I started incorporating movies into my writing routine recently.
It’s exactly what it sounds like.
Instead of writing to music as I normally would’ve done, I drag my manuscript to the monitor and open a movie on my laptop. And then I write, typity type type, until my eyes and ears can’t take it anymore or my hands fall off.
Now, watching a movie while you’re writing might sound like a terrible idea, but please hear me out.
I’m running a rest-of-November promotion where I add on two bonus months onto this website’s sidebar advertisements for the same rate if you purchase between now and November 30th.
So, instead of 4 months of advertisement, it’s now 6 months for no additional cost.
Check out the main sidebar advertisement page for more details. You can see examples on either side of this article (in the sidebars).
by Richard Risemberg
There are four rules to follow if you want to self-publish a novel and not embarrass yourself, the publishing industry, and the English language. They are:
1) Write slowly. Write slowly, carefully, and vigilantly, always watching out for self-indulgence, which will betray your characters.

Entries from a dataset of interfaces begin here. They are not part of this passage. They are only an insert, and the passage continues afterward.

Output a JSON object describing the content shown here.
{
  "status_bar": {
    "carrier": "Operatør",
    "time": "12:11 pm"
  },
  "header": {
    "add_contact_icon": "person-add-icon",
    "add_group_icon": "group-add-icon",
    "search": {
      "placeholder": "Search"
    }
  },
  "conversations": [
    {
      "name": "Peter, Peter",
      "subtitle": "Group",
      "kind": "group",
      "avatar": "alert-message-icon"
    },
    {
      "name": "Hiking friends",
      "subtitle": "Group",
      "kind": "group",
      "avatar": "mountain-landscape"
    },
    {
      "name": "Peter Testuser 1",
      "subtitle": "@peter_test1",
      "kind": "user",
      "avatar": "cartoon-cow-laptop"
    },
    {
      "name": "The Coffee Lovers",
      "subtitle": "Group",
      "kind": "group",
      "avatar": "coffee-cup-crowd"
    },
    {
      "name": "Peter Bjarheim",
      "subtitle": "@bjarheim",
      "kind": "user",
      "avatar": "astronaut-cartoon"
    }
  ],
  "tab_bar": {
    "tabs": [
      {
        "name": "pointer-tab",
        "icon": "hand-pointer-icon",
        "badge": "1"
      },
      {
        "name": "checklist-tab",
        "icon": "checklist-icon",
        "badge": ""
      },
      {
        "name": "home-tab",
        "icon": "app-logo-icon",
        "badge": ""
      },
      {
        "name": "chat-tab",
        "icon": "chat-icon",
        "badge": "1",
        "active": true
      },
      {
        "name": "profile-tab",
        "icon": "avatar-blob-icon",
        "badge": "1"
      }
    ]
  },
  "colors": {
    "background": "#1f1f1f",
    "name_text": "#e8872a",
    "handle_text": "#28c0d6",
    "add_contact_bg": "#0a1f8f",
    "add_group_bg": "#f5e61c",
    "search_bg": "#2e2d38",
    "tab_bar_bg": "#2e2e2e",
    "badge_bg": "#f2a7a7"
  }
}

2) Rewrite. Because you will never be completely successful following the admonition in Rule #1.
3) Find an editor. No matter how careful you are in rewrite, you will miss some debilitating infelicities in your book.

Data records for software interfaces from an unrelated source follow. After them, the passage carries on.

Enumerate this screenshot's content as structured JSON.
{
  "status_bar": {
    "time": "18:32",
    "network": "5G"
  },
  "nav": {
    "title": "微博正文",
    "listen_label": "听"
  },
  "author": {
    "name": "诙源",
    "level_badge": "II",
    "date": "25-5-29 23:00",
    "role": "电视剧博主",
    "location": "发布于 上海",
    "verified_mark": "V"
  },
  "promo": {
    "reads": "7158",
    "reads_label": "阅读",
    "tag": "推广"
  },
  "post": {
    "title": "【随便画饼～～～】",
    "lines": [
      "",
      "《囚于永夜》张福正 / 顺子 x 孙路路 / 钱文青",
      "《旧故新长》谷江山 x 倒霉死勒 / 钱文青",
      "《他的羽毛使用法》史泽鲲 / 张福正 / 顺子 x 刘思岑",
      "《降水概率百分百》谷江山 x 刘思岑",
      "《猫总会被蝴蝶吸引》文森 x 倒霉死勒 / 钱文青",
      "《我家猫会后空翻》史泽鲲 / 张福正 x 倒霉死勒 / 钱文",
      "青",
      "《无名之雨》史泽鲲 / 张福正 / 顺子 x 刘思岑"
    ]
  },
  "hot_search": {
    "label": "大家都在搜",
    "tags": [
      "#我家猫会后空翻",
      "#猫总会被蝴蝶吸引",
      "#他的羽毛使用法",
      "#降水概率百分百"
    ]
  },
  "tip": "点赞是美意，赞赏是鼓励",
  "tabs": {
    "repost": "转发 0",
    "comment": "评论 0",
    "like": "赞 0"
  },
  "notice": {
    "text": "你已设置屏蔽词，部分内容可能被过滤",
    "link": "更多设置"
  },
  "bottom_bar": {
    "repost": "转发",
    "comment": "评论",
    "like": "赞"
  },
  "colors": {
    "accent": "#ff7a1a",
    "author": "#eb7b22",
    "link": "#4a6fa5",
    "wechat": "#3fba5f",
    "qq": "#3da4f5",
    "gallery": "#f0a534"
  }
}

4) Find a real editor, either someone who is trained in editing, or someone who has long experience in editing. And most important: it must be someone who does not love you. No friends, no relatives. (Unless they’re relatives you don’t get along with; that might work out.)
by Michael Mohr

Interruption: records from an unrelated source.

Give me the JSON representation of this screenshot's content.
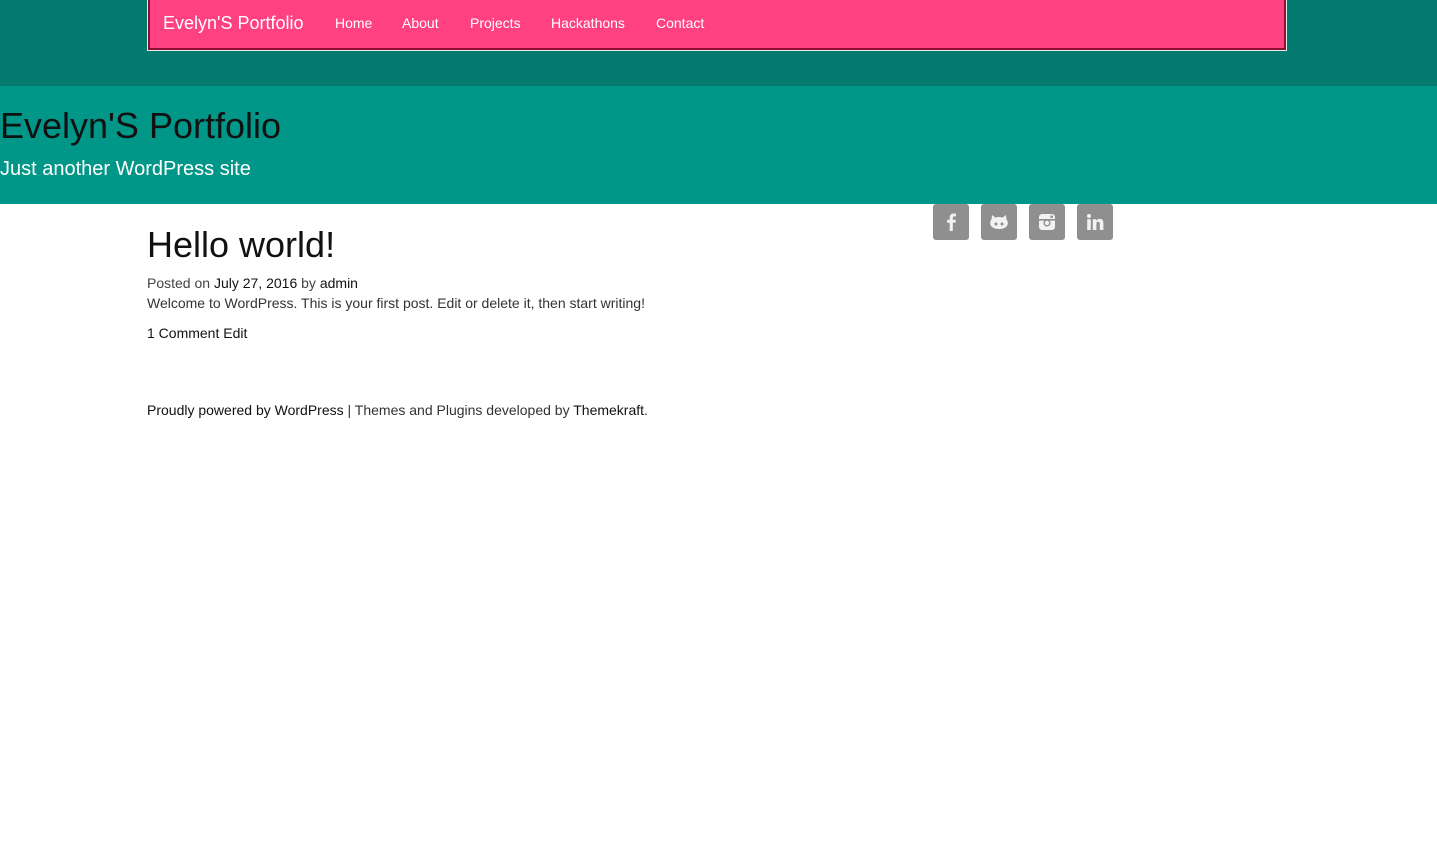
{
  "nav": {
    "brand": "Evelyn'S Portfolio",
    "items": [
      "Home",
      "About",
      "Projects",
      "Hackathons",
      "Contact"
    ]
  },
  "header": {
    "title": "Evelyn'S Portfolio",
    "description": "Just another WordPress site"
  },
  "social": {
    "icons": [
      "facebook-icon",
      "github-icon",
      "instagram-icon",
      "linkedin-icon"
    ]
  },
  "post": {
    "title": "Hello world!",
    "posted_on_label": "Posted on",
    "date": "July 27, 2016",
    "by_label": "by",
    "author": "admin",
    "excerpt": "Welcome to WordPress. This is your first post. Edit or delete it, then start writing!",
    "comments_link": "1 Comment",
    "edit_link": "Edit"
  },
  "footer": {
    "powered_by": "Proudly powered by WordPress",
    "separator": "|",
    "themes_prefix": "Themes and Plugins developed by",
    "developer": "Themekraft",
    "suffix": "."
  },
  "colors": {
    "topbar": "#047a6e",
    "navbar": "#ff4081",
    "hero": "#009688",
    "social_button": "#8f8f8f"
  }
}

It has taken me years and years of writing my own novels, stories and nonfiction, not to mention editing countless others’ manuscripts, to finally over time realize that there is such a thing as bread and meat in writing.
What the hell am I talking about? Simple. I am constantly telling my book clients to work on SCENE versus summary, back story, explanation. Basically the old Tried and True: Show don’t tell. Of course your novel needs some back story, to explain what happened to the character prior to now, ergo illuminating the character’s psychological/emotional wound, which is relevant to the current story being told. Yes, we sometimes need some well-written TELLING sections, also explaining important moments or key ideas in the book.
Throwback Thursday is a series where we take a look back at some of AWP’s most popular posts. Enjoy!
by Jacqui Murray
Now that I’ve published my first novel, To Hunt a Sub, I can say from experience that writing it and editing it took equally long periods of time (and marketing is just as involved). After finishing the final rough draft (yeah, sure) and before emailing it to an editor, I wanted it as clean possible. I searched through a wide collection of self-editing books like these: